Go line by line through the data below and work out how many lines contain "image"; the answer is that number alone.

App and web page records:
***

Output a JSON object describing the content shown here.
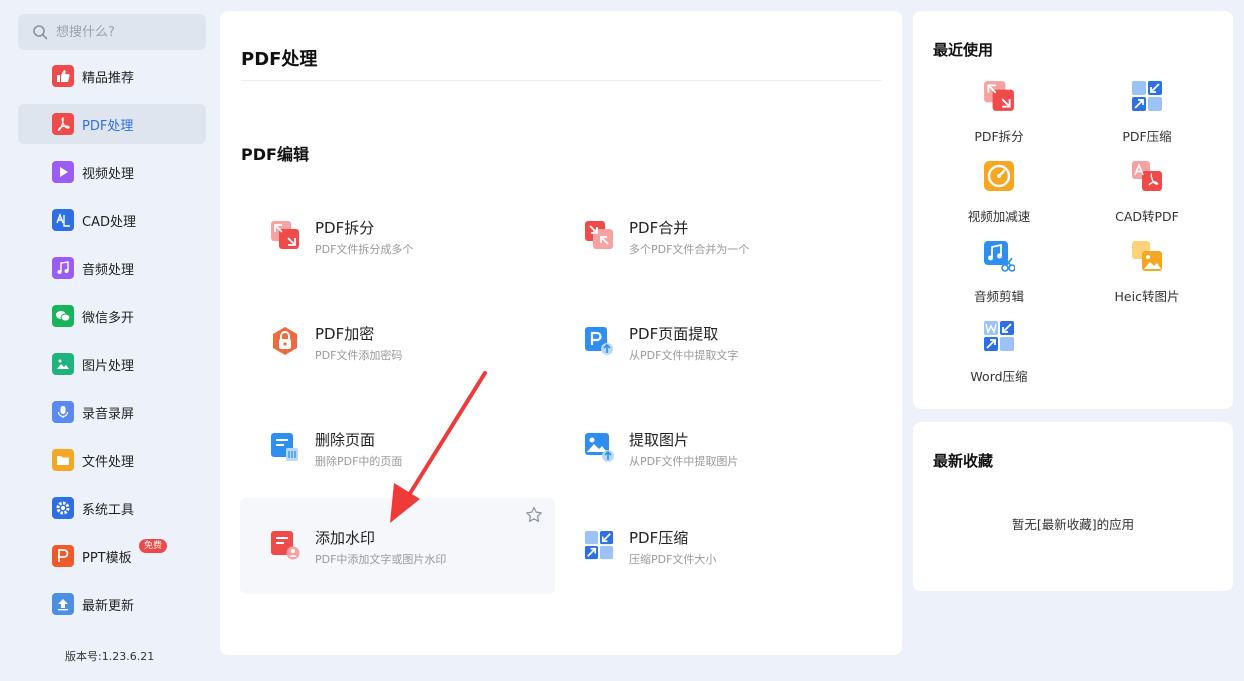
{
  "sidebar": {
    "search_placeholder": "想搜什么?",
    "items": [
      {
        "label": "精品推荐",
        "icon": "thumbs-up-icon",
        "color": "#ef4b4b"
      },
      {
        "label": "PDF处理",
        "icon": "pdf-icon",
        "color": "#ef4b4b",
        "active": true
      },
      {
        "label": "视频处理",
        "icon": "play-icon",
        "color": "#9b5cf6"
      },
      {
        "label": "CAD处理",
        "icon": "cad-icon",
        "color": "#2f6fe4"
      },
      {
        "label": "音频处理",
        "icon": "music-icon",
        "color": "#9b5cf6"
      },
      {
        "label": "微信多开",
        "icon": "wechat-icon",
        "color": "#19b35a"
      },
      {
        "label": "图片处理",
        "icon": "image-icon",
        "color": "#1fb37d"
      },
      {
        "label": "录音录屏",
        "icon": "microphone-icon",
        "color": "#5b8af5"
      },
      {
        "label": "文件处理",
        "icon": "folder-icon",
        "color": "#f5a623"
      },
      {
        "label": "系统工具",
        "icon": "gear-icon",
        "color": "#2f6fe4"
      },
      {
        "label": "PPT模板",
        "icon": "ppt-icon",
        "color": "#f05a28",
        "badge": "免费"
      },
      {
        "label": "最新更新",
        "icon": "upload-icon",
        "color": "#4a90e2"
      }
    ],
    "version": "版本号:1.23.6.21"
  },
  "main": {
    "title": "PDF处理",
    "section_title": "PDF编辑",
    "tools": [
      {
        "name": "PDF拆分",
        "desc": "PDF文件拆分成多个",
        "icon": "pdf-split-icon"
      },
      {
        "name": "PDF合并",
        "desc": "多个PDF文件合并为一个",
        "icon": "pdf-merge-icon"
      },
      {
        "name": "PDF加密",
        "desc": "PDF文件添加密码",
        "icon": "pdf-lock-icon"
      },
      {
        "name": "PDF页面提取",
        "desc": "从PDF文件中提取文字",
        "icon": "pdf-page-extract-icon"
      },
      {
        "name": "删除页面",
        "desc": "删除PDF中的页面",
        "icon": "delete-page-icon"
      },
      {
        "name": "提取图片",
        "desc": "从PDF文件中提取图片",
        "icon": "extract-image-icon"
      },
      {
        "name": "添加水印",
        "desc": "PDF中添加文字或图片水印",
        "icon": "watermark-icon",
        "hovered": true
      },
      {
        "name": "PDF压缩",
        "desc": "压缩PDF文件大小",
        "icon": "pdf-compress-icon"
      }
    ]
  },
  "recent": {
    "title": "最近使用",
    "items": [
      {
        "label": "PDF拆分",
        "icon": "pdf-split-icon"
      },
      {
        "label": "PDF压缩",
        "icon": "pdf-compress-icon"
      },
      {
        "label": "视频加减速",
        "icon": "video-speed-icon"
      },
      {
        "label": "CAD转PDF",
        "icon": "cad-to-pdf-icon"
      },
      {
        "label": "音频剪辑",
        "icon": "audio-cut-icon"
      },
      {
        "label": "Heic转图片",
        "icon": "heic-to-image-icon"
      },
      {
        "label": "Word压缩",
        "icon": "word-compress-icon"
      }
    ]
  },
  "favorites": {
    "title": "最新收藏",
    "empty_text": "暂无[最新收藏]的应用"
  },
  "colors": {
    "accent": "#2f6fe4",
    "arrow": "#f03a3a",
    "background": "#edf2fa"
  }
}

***

§ **RESULT FOR THIS TASK**: 3